Shellac is a product that we are surrounded
by and give it very little attention -- even when we are eating it.
What? You didn't know that we eat shellac? Then you have something to
learn about this substance that is secreted by the female lac bug most commonly in the forests of India and Thailand.
The female bug secretes the stuff in the form of tiny tunnels as she travels the trees. This is then harvested and processed into the substance we know as shellac.
Shellac is used in finishing furniture and musical instruments. It is used to coat pharmaceutical pills, such as in enteric coating. It is used to give a glossy coating to candy. Citrus fruit gets a shellacking to extend shelf-life.

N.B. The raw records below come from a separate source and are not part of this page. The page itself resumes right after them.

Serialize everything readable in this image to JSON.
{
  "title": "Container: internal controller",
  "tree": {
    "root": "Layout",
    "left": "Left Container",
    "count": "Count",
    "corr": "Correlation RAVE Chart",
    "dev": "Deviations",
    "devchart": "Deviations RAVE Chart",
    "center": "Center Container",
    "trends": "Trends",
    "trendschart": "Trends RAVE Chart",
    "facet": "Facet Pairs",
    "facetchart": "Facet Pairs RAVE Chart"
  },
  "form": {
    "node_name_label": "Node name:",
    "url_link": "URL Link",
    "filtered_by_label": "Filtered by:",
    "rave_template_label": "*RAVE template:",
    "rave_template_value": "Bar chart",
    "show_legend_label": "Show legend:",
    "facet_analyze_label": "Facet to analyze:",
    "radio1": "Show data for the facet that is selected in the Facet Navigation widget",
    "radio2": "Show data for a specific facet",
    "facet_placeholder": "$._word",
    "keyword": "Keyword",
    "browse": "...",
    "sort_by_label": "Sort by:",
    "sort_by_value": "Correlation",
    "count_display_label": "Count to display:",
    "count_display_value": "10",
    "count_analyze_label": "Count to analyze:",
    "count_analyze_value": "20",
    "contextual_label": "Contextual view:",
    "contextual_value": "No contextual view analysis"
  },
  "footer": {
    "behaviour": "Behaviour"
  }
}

Shellac has long been used as a dye for cotton and silk, creating the yellow, oranges, reds, and dark ochre commonly found in clothing of India and Thailand.

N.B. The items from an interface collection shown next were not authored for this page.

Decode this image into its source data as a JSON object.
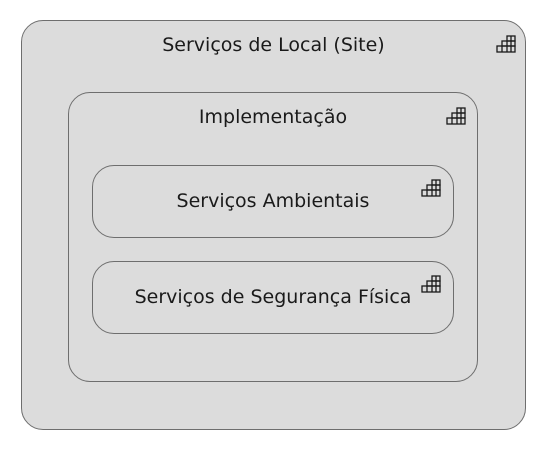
{
  "diagram": {
    "outer": {
      "label": "Serviços de Local (Site)",
      "icon": "grid-icon"
    },
    "middle": {
      "label": "Implementação",
      "icon": "grid-icon"
    },
    "children": [
      {
        "label": "Serviços Ambientais",
        "icon": "grid-icon"
      },
      {
        "label": "Serviços de Segurança Física",
        "icon": "grid-icon"
      }
    ]
  },
  "colors": {
    "box_fill": "#dcdcdc",
    "box_border": "#6e6e6e",
    "text": "#1a1a1a"
  }
}
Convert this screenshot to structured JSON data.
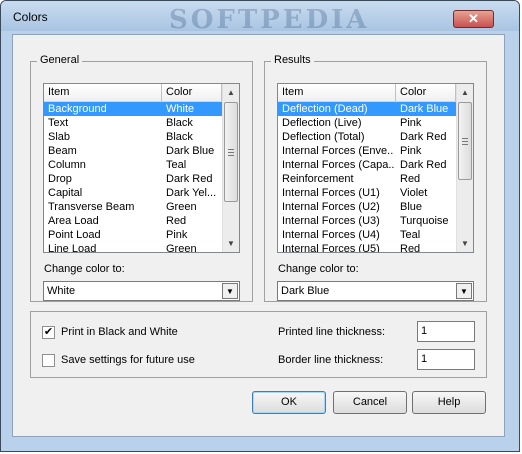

It can be used to make ballet pointe shoes stiffer and stronger. It is used to make felt hats retain their shape. It is used to mount insects for collections. It is used to create certain colors in fireworks.
Historically shellac was used for far more, but has since been replaced by plastics and polyurethane. For example, it was once used to make jewelry, gramophone records, and even dentures. For a while pages in Braille were coated with shellac to extend the life of the pages destined to be rubbed repeatedly by many fingers.

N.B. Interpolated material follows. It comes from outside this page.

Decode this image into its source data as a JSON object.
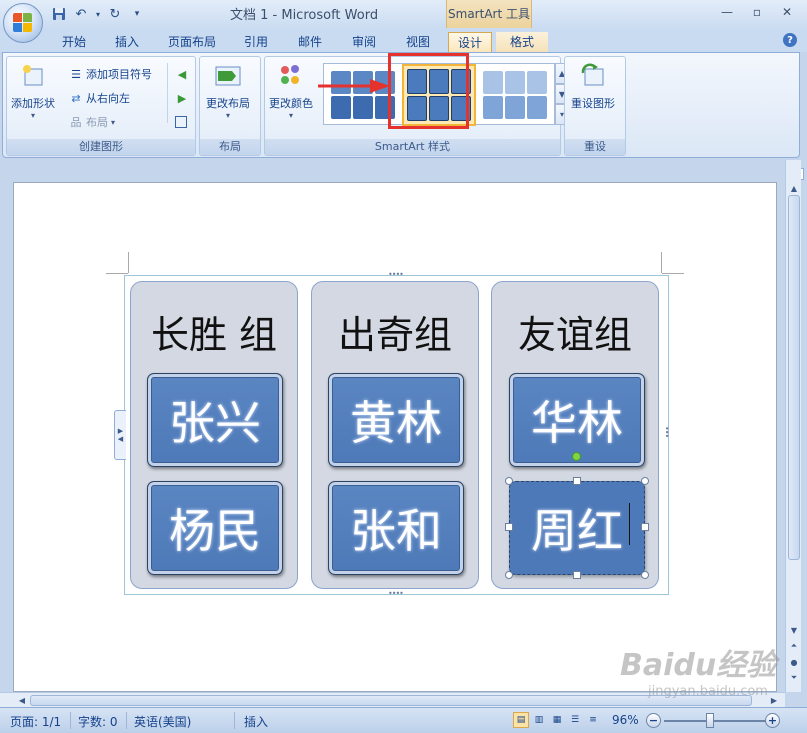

That little insect has done an awful lot for us just by doing what comes naturally.